START DATA FOR REVIEW

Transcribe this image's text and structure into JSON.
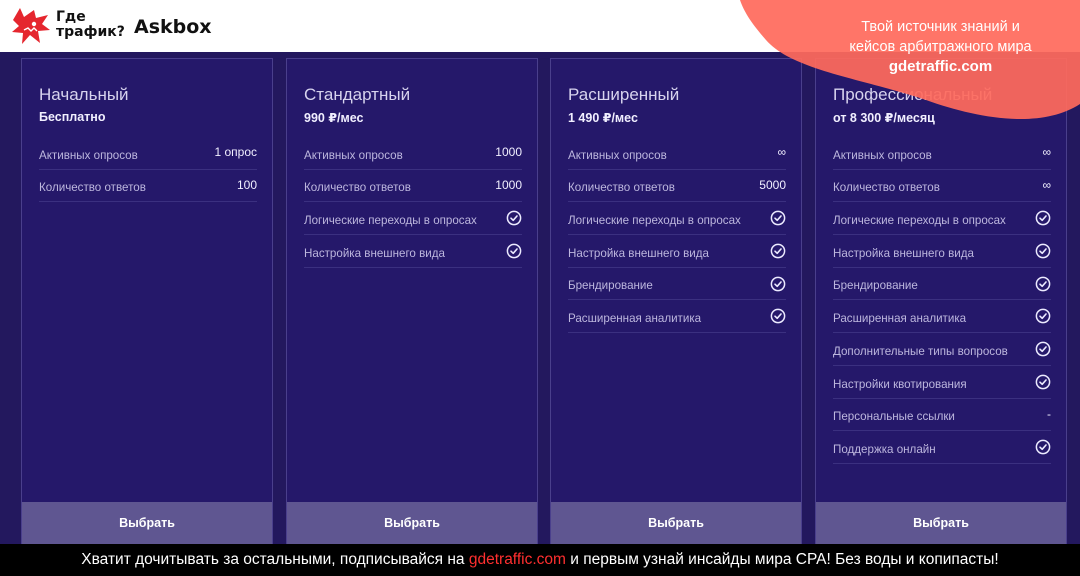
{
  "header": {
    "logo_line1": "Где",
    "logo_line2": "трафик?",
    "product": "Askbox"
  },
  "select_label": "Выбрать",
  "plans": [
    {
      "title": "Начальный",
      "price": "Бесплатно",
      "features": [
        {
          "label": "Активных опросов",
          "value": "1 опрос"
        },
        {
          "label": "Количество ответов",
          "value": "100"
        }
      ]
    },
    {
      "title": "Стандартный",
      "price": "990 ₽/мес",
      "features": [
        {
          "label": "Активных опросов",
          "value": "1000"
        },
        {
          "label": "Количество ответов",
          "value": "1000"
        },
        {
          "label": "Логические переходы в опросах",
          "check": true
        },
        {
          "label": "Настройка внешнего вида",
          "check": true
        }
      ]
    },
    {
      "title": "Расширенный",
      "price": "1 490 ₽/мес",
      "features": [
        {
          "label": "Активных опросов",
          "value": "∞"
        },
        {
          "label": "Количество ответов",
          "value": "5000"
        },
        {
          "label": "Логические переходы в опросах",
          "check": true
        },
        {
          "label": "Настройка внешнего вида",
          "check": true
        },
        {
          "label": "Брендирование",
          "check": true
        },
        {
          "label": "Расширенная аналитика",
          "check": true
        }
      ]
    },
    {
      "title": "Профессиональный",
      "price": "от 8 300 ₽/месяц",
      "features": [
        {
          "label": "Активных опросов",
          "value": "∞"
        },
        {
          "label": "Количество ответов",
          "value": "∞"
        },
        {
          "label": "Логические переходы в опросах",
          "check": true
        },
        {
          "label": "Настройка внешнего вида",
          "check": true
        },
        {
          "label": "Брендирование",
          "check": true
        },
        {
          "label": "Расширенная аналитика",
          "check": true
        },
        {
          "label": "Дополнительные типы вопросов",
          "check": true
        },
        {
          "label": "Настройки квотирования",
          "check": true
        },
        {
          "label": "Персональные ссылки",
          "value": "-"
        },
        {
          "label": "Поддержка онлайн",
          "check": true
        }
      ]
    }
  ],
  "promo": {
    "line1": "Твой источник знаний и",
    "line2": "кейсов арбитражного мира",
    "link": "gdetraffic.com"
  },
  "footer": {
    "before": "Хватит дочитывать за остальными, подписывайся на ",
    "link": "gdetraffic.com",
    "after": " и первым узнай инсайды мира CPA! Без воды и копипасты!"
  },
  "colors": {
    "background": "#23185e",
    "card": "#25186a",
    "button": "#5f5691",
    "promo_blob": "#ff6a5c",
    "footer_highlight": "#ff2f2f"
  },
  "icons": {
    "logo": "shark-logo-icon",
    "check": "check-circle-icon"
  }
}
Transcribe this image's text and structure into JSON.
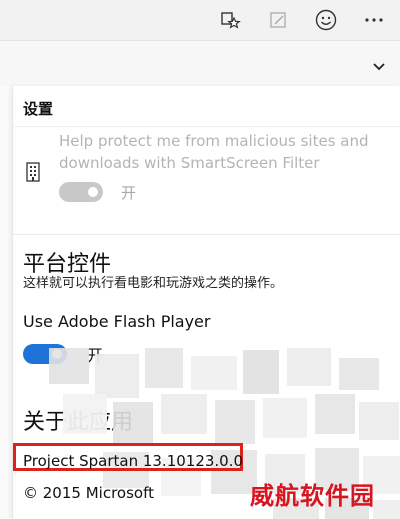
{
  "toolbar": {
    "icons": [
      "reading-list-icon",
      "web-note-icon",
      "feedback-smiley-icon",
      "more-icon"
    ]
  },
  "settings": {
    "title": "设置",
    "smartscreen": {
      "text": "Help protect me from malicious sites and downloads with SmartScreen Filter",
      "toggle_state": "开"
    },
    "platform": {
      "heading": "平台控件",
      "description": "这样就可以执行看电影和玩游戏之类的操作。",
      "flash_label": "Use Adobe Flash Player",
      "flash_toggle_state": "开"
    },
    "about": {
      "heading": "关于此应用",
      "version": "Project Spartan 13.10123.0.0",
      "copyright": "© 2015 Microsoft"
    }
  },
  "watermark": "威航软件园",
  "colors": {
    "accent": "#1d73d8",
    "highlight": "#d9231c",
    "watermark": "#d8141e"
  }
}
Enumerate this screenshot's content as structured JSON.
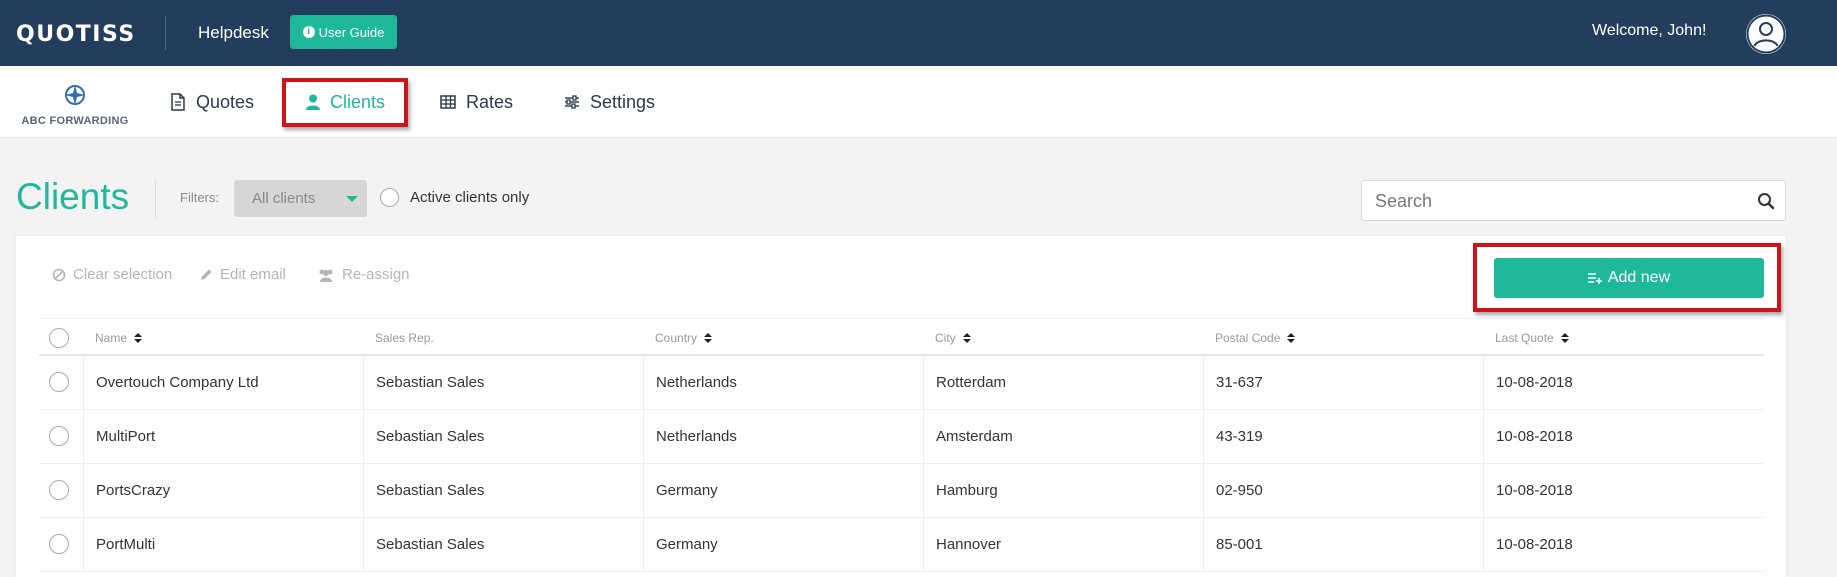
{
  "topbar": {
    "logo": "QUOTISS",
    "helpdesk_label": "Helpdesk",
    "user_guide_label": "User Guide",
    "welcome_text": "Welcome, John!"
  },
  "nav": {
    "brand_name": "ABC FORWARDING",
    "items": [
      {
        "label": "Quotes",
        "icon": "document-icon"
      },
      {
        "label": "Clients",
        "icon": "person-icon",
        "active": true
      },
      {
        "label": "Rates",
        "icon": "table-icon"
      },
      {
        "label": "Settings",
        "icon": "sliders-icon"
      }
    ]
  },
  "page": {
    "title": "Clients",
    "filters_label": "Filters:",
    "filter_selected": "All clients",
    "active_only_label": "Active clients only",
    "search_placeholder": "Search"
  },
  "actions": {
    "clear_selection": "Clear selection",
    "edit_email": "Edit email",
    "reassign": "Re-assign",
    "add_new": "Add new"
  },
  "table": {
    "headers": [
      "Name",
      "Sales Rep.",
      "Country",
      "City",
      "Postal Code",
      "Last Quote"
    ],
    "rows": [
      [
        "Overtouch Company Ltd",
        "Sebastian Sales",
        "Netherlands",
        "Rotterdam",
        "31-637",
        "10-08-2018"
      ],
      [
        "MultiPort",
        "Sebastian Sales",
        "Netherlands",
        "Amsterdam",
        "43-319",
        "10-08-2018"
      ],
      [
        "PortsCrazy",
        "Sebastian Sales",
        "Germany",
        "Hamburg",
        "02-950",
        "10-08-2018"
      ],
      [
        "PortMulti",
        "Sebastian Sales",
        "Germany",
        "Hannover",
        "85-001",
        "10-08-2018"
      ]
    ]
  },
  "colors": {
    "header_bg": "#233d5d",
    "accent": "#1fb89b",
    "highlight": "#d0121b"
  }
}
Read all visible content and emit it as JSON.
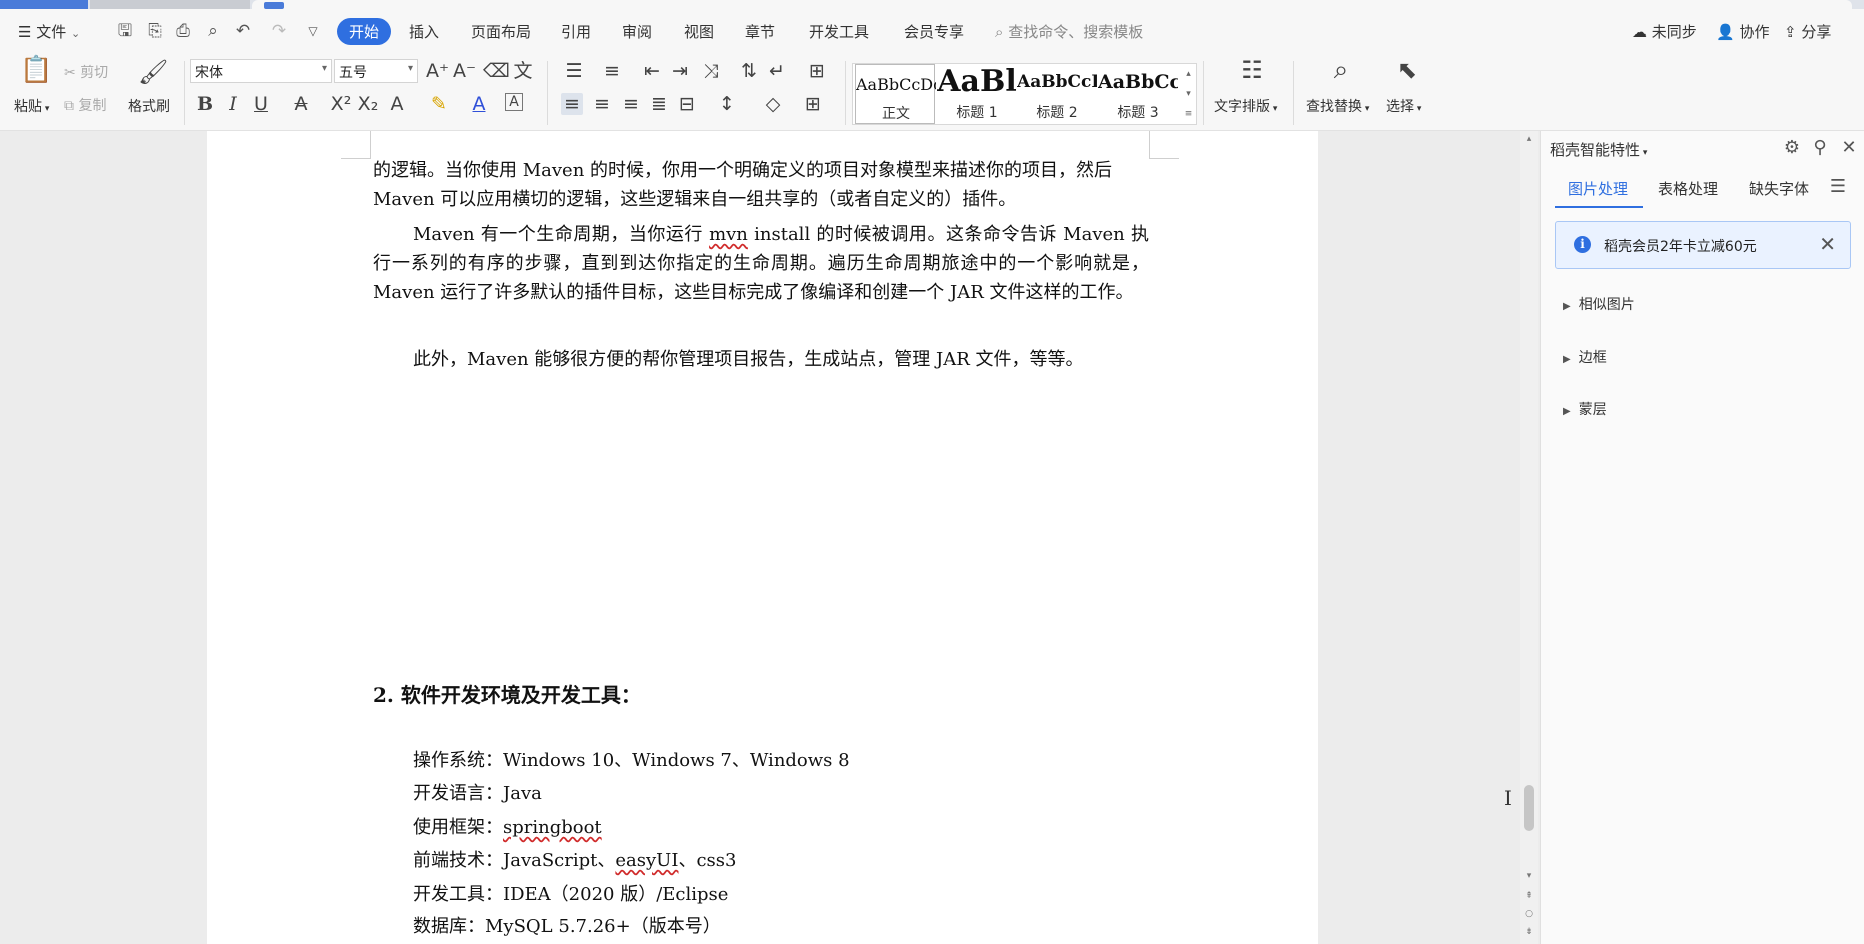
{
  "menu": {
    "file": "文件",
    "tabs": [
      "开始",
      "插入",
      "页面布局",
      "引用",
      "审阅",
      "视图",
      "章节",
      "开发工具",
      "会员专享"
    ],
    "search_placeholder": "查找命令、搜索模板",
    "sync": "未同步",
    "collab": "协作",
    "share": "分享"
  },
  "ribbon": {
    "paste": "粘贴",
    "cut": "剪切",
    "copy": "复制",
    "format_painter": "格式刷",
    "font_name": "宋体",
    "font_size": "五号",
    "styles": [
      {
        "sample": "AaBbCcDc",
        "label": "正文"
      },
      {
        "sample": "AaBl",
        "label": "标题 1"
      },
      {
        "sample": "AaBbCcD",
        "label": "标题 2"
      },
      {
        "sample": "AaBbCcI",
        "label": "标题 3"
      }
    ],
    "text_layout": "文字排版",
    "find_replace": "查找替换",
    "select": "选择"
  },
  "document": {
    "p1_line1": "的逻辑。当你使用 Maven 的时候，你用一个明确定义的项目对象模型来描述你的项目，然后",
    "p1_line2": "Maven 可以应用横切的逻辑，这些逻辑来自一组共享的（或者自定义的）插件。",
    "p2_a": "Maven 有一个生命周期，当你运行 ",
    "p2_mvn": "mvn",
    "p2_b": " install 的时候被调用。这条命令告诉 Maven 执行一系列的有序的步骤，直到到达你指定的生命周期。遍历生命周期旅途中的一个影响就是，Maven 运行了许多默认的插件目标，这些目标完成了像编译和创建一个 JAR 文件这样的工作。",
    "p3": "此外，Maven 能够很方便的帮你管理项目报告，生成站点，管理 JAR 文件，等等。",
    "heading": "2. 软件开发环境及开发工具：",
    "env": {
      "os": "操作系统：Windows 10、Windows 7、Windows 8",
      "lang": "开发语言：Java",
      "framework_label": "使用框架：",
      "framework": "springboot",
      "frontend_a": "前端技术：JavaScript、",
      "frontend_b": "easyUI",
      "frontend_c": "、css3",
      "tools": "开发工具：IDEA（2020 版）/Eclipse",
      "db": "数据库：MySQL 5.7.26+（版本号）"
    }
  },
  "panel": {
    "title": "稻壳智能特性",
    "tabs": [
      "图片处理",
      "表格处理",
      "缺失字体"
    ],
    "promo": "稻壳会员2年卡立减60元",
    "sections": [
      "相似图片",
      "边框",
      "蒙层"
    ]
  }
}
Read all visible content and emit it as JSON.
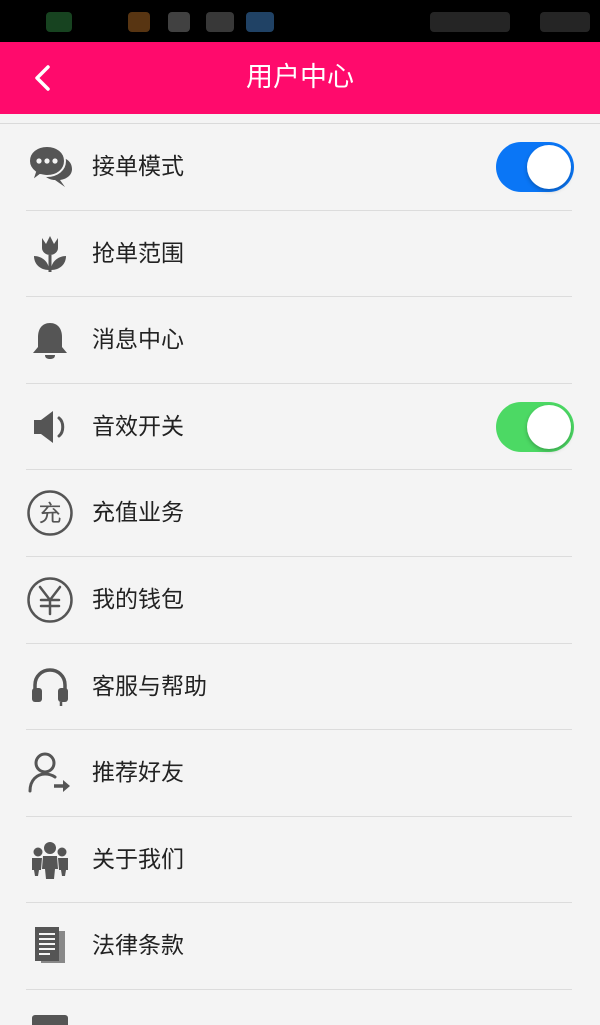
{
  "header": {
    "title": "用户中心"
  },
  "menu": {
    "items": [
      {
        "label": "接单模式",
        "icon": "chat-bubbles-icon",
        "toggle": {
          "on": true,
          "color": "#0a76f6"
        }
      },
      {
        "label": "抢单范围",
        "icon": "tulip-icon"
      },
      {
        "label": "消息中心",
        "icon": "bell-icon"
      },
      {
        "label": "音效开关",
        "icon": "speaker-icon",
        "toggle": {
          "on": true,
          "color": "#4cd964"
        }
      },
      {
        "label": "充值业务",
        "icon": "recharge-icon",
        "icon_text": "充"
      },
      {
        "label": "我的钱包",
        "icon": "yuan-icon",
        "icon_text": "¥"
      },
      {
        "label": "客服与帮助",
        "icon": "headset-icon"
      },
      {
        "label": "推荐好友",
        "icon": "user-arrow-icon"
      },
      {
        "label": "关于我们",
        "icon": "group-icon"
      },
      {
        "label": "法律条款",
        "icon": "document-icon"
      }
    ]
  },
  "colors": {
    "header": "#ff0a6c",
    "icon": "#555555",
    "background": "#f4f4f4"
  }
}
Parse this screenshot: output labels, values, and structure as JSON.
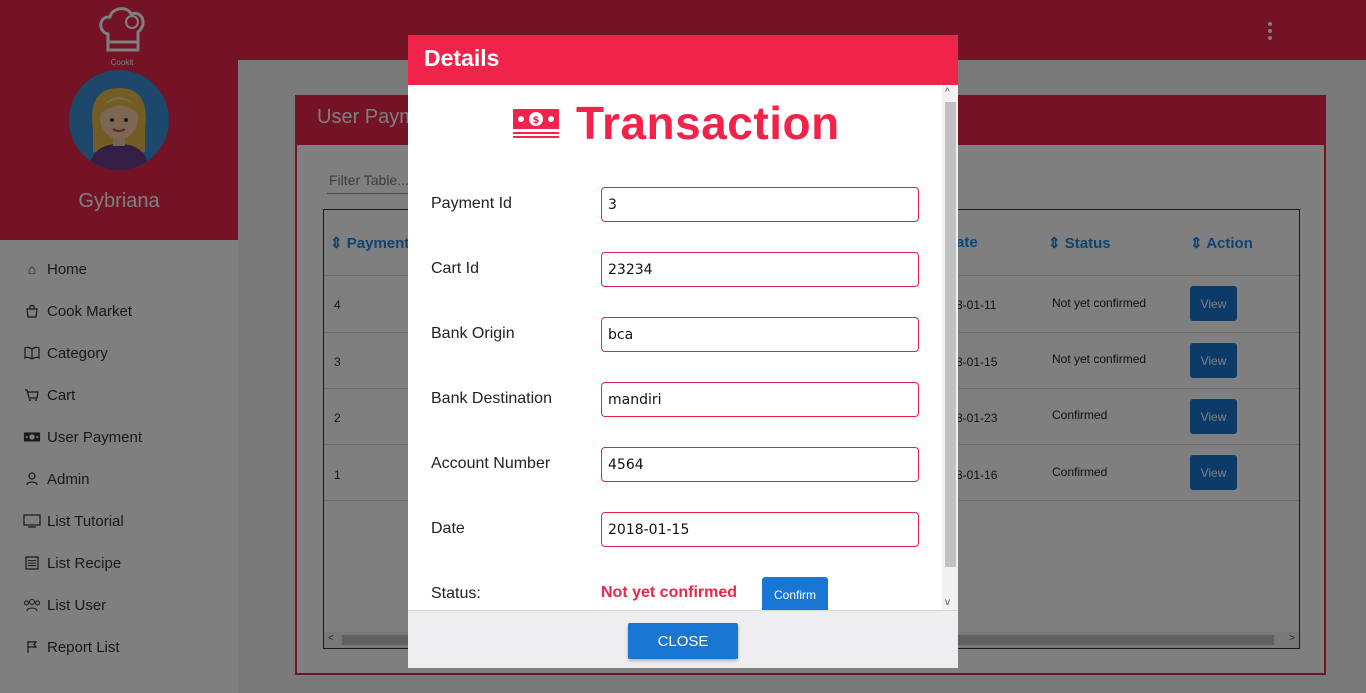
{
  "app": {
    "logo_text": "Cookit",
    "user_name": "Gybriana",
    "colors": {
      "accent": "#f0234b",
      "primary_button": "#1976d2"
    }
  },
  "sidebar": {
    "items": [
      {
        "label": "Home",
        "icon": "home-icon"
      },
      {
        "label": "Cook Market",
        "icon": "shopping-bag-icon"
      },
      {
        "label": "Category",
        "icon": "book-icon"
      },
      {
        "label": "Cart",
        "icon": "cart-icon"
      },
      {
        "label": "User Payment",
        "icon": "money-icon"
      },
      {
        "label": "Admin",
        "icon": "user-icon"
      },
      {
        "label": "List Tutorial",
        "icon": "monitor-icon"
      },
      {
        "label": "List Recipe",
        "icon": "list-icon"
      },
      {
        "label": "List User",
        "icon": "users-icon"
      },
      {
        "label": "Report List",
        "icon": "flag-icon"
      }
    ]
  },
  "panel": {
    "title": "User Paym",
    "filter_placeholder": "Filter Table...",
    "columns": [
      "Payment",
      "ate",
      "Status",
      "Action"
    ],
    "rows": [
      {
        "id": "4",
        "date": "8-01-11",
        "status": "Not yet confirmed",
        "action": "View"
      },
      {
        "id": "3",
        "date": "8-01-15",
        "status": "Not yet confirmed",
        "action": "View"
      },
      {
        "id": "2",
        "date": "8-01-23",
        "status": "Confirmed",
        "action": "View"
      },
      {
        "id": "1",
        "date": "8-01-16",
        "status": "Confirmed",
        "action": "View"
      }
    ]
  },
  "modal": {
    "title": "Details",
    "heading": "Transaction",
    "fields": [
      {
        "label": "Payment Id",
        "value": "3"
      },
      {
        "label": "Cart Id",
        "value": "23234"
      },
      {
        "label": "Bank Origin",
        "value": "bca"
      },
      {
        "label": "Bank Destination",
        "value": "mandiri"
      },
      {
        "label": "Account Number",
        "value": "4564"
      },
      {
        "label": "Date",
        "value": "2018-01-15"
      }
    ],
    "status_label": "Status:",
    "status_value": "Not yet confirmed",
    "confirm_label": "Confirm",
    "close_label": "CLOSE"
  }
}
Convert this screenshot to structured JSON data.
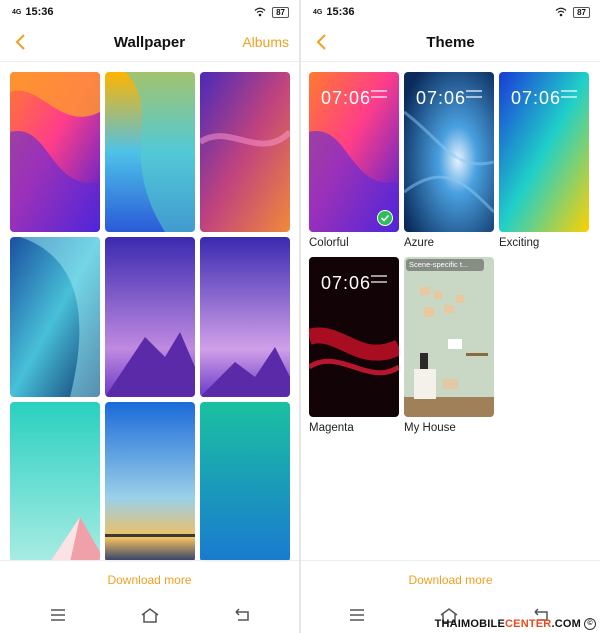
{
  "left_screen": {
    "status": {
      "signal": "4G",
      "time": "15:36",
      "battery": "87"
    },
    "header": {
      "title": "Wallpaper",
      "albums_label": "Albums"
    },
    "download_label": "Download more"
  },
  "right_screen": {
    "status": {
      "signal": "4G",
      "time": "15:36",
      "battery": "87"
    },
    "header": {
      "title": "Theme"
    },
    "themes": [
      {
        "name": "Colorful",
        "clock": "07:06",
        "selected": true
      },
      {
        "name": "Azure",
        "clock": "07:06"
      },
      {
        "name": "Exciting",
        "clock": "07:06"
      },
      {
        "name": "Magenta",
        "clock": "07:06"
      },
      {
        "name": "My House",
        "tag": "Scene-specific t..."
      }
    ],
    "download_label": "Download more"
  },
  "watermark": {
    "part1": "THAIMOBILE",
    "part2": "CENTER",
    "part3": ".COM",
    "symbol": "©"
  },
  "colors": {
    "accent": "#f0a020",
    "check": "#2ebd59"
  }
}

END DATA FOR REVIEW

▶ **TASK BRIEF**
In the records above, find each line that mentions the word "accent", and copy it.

▶ **RESPONSE FOR THIS EXERCISE**
    "accent": "#1d73d8",
    "accent": "#1fb89b",
      "accent": "#f0234b",
    "accent": "#f0a020",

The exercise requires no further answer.